One day, Jesus comes back.  He wanders through the streets and squares of a southern town, where just the day before 100 so-caleld heretics had been burnt at the stake.  The story-teller narrates, ‘He appeared quietly, unostentatiously, and yet – strange, this – everyone recognizes him.  Saying nothing, he passes among them with a smile of infinite compassion.’

The_Brother_KaramazovPeople who touch his garment are healed, a blind man’s sight is restored.  He even raises a small girl from the dead.  The crowds erupt, shouting and sobbing.  At this very moment, the Grand Inquisitor, a man of ninety, emerges from the cathedral.  The crowd meekly parts, and they bow their heads to the ground.  He then has the Visitor arrested.

Later, recieving the prisoner, the Grand Inquisitor says to him, ‘I know who you are.’  He accuses the prisoner of meddling.  The old man sentences the Prisoner to being burnt at the stake the next day.

The gist of his accusation against the Prisoner is that whereas the Prisoner has acted to ensure humanity’s freedom, the Grand Inquisitor acts to ensure humanity’s happiness.  He ensures their happiness by providing them with bread, with certainty, and with belonging.  The people, claims the Grand Inquisitor, cannot bear the freedom that Jesus has left them with; it was uncharitable of him to attempt this.  All those centuries ago, by refusing the temptations in the wilderness, Jesus had said no to buying people’s loyalty with bread, or with a display of miracles on demand, leaving them only their free wills and consciences from which to act.  ‘But the people are mere sheep,’ said the Grand Inquisitor, ‘and you have asked too much of them.  The freedom is an intolerable burden, which we have toiled for fifteen centuries to remove.’

The only response the Prisoner makes is to draw near to the old man, and kiss him on his bloodless ninety-year-old lips.  The old man shudders and cries, ‘Go, and do not come back . . . . do not come back . . . . . ever!’
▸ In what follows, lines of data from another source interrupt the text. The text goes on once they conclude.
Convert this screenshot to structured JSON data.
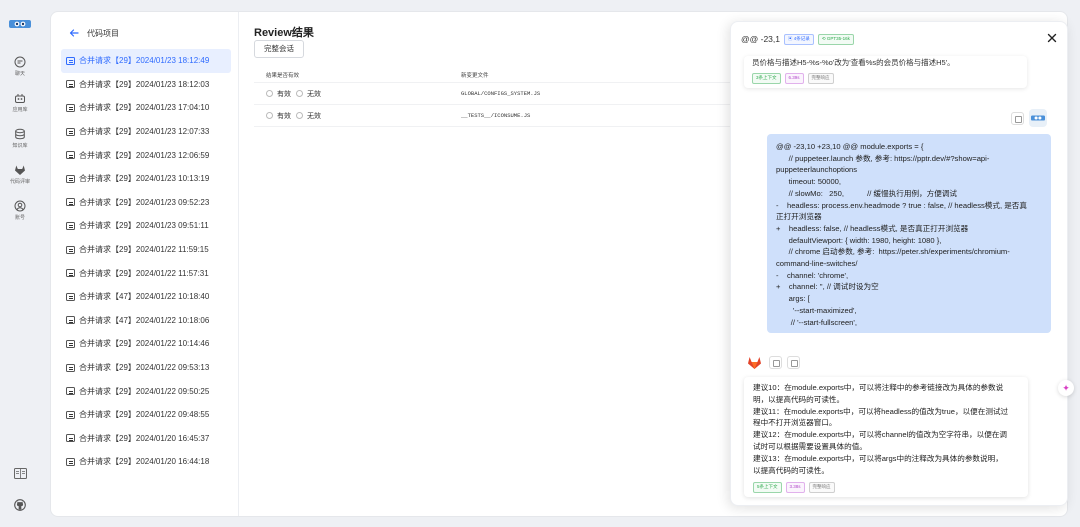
{
  "rail": {
    "items": [
      {
        "label": "聊天",
        "icon": "chat-icon"
      },
      {
        "label": "应用库",
        "icon": "robot-icon"
      },
      {
        "label": "知识库",
        "icon": "database-icon"
      },
      {
        "label": "代码评审",
        "icon": "gitlab-icon"
      },
      {
        "label": "账号",
        "icon": "user-icon"
      }
    ]
  },
  "project_list": {
    "title": "代码项目",
    "items": [
      {
        "label": "合并请求【29】2024/01/23 18:12:49",
        "active": true
      },
      {
        "label": "合并请求【29】2024/01/23 18:12:03"
      },
      {
        "label": "合并请求【29】2024/01/23 17:04:10"
      },
      {
        "label": "合并请求【29】2024/01/23 12:07:33"
      },
      {
        "label": "合并请求【29】2024/01/23 12:06:59"
      },
      {
        "label": "合并请求【29】2024/01/23 10:13:19"
      },
      {
        "label": "合并请求【29】2024/01/23 09:52:23"
      },
      {
        "label": "合并请求【29】2024/01/23 09:51:11"
      },
      {
        "label": "合并请求【29】2024/01/22 11:59:15"
      },
      {
        "label": "合并请求【29】2024/01/22 11:57:31"
      },
      {
        "label": "合并请求【47】2024/01/22 10:18:40"
      },
      {
        "label": "合并请求【47】2024/01/22 10:18:06"
      },
      {
        "label": "合并请求【29】2024/01/22 10:14:46"
      },
      {
        "label": "合并请求【29】2024/01/22 09:53:13"
      },
      {
        "label": "合并请求【29】2024/01/22 09:50:25"
      },
      {
        "label": "合并请求【29】2024/01/22 09:48:55"
      },
      {
        "label": "合并请求【29】2024/01/20 16:45:37"
      },
      {
        "label": "合并请求【29】2024/01/20 16:44:18"
      }
    ]
  },
  "review": {
    "title": "Review结果",
    "full_session_button": "完整会话",
    "columns": [
      "结果是否有效",
      "新变更文件"
    ],
    "valid_label": "有效",
    "invalid_label": "无效",
    "rows": [
      {
        "file": "GLOBAL/CONFIGS_SYSTEM.JS"
      },
      {
        "file": "__TESTS__/ICONSUME.JS"
      }
    ]
  },
  "drawer": {
    "title": "@@ -23,1",
    "tag_records": "4条记录",
    "tag_model": "GPT35-16k",
    "top_message": "员价格与描述H5-%s-%o'改为'查看%s的会员价格与描述H5'。",
    "top_tags": [
      "3条上下文",
      "6.39s",
      "完整响应"
    ],
    "user_message_lines": [
      "@@ -23,10 +23,10 @@ module.exports = {",
      "      // puppeteer.launch 参数, 参考: https://pptr.dev/#?show=api-",
      "puppeteerlaunchoptions",
      "      timeout: 50000,",
      "      // slowMo:   250,           // 缓慢执行用例，方便调试",
      "-    headless: process.env.headmode ? true : false, // headless模式, 是否真",
      "正打开浏览器",
      "+    headless: false, // headless模式, 是否真正打开浏览器",
      "      defaultViewport: { width: 1980, height: 1080 },",
      "      // chrome 启动参数, 参考:  https://peter.sh/experiments/chromium-",
      "command-line-switches/",
      "-    channel: 'chrome',",
      "+    channel: '', // 调试时设为空",
      "      args: [",
      "        '--start-maximized',",
      "       // '--start-fullscreen',"
    ],
    "bot_message_lines": [
      "建议10：在module.exports中，可以将注释中的参考链接改为具体的参数说",
      "明，以提高代码的可读性。",
      "建议11：在module.exports中，可以将headless的值改为true，以便在测试过",
      "程中不打开浏览器窗口。",
      "建议12：在module.exports中，可以将channel的值改为空字符串，以便在调",
      "试时可以根据需要设置具体的值。",
      "建议13：在module.exports中，可以将args中的注释改为具体的参数说明，",
      "以提高代码的可读性。"
    ],
    "bot_tags": [
      "5条上下文",
      "3.38s",
      "完整响应"
    ]
  }
}
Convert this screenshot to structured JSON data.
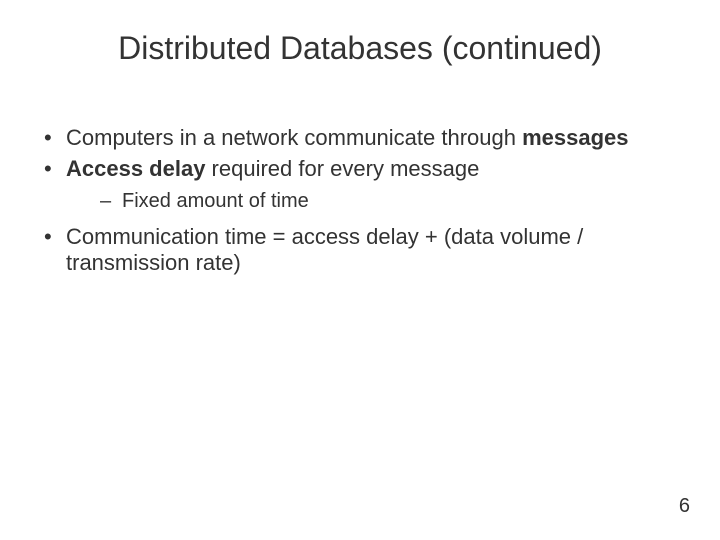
{
  "title": "Distributed Databases (continued)",
  "bullets": {
    "b1_a": "Computers in a network communicate through ",
    "b1_b": "messages",
    "b2_a": "Access delay",
    "b2_b": " required for every message",
    "sub1": "Fixed amount of time",
    "b3": "Communication time = access delay + (data volume / transmission rate)"
  },
  "page_number": "6"
}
A paraphrase from Chapter V, ‘The Grand Inquisitor’, in Fyodor Dostoesvsky’s The Brothers Karamazov, pg.227-54

Moor Sillouette

I took this on Dartmoor, Devon, UK